It would be best if you started to transition them into a timothy-based diet from the alfalfa hay that they kept consuming until their adolescent days. They can also be fed a variety of tasty fruits and vegetables in moderation according to their recommended diet.
You can also now increase the leafy green vegetable serving. In expanding their diet menu, you must take your time. Your rabbit’s digestive system needs time to adjust to your rabbit’s new fruits or vegetable consumption.
Rabbit Life Stage #5: Middle Age Rabbits
The middle age of rabbits is when they are at the age of four to five. This is when they tend to be less energetic, unlike during their earlier years.
They are just fond of spending more time with you during these times and tend to be more affectionate. In these times, you and your rabbit have built a high level of trust. Thus, they like to play and bond with you.
This stage equates to a lesser movement from your pet.
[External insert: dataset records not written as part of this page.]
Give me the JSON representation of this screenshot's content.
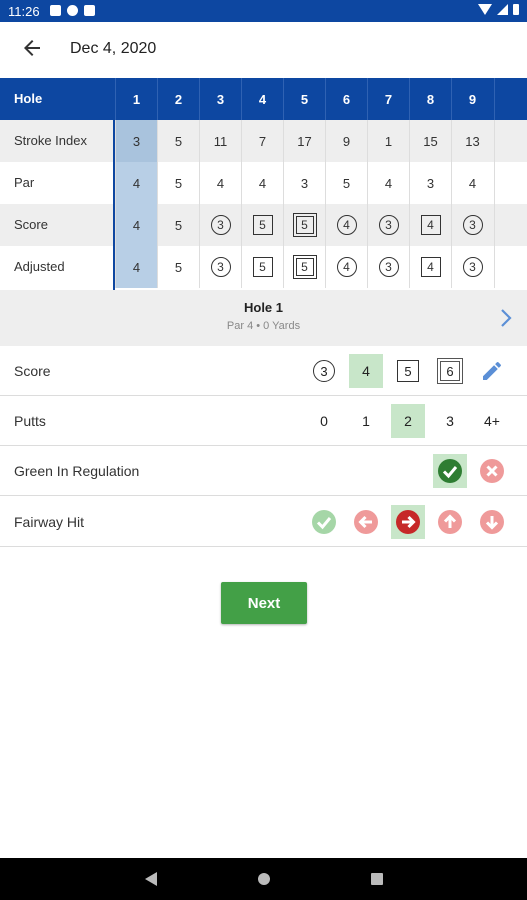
{
  "status_bar": {
    "time": "11:26"
  },
  "app_bar": {
    "title": "Dec 4, 2020"
  },
  "scorecard": {
    "header_label": "Hole",
    "holes": [
      "1",
      "2",
      "3",
      "4",
      "5",
      "6",
      "7",
      "8",
      "9"
    ],
    "rows": [
      {
        "label": "Stroke Index",
        "values": [
          "3",
          "5",
          "11",
          "7",
          "17",
          "9",
          "1",
          "15",
          "13"
        ]
      },
      {
        "label": "Par",
        "values": [
          "4",
          "5",
          "4",
          "4",
          "3",
          "5",
          "4",
          "3",
          "4"
        ]
      },
      {
        "label": "Score",
        "values": [
          "4",
          "5",
          "3",
          "5",
          "5",
          "4",
          "3",
          "4",
          "3"
        ]
      },
      {
        "label": "Adjusted",
        "values": [
          "4",
          "5",
          "3",
          "5",
          "5",
          "4",
          "3",
          "4",
          "3"
        ]
      }
    ],
    "selected_hole": "1"
  },
  "hole_info": {
    "title": "Hole 1",
    "subtitle": "Par 4 • 0 Yards"
  },
  "score_entry": {
    "label": "Score",
    "options": [
      "3",
      "4",
      "5",
      "6"
    ],
    "selected": "4"
  },
  "putts_entry": {
    "label": "Putts",
    "options": [
      "0",
      "1",
      "2",
      "3",
      "4+"
    ],
    "selected": "2"
  },
  "gir_entry": {
    "label": "Green In Regulation",
    "selected": "yes"
  },
  "fairway_entry": {
    "label": "Fairway Hit",
    "selected": "right"
  },
  "next_button": {
    "label": "Next"
  },
  "colors": {
    "primary": "#0d47a1",
    "accent_green": "#43a047",
    "light_green": "#c8e6c9",
    "miss_red": "#c62828",
    "faded_red": "#ef9a9a",
    "faded_green": "#a5d6a7"
  }
}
And so, it’s essential to check their weight now and then. These times are when they are more susceptible to obesity and other related health issues.
To make sure they stay healthy, you should monitor their diet and mix and match it to the amount of average exercise or movement they do each day. Of course, treats are still allowed despite them growing up.
Rabbit Life Stage #6: Late Middle-Aged and Old Rabbits
Your rabbit is considered to be in the late middle age when they reach five to seven years old. On the other hand, your rabbit is in their old age phase when they grow and live for seven years.
During these stages, your rabbit may need more care and assistance. Just like how humans become weaker as they grow old, so do rabbits. They can be extra lazy and less energetic during these years.
Your rabbit can also need assistance now and then, especially when getting off from a high place like chairs and beds. You might need to carry them down. These days are also when you might need to spend more time grooming them.
During their old age phase, your rabbit is also more at risk of contracting health issues. This being said, it’s vital that you observe and check your rabbits regularly. It’s critical that you spot any symptoms or weird changes in their behavior and get them checked by your trusted vet.
Your veterinarian would also likely recommend that you go for a scheduled and regular check-up to make sure your rabbit is healthy. As for their diet, you should continue giving them healthy stuff and always supply them with their staples; hay and water.
As your rabbit gets older, you need to take even better and gentler care for them. They are not as flexible as before, so you might need to adjust some things inside the house and around their space.
While taking care of them in their old age, you also bond with them and build a stronger relationship with your friend.
The rabbit life cycle is indeed very different compared to humans. By getting to know your rabbit’s life stages, you understand your differences.
A deeper understanding leads to better relationships. Your rabbit deserves every stage of its life to be happy, and it’s a pleasure to help them achieve that.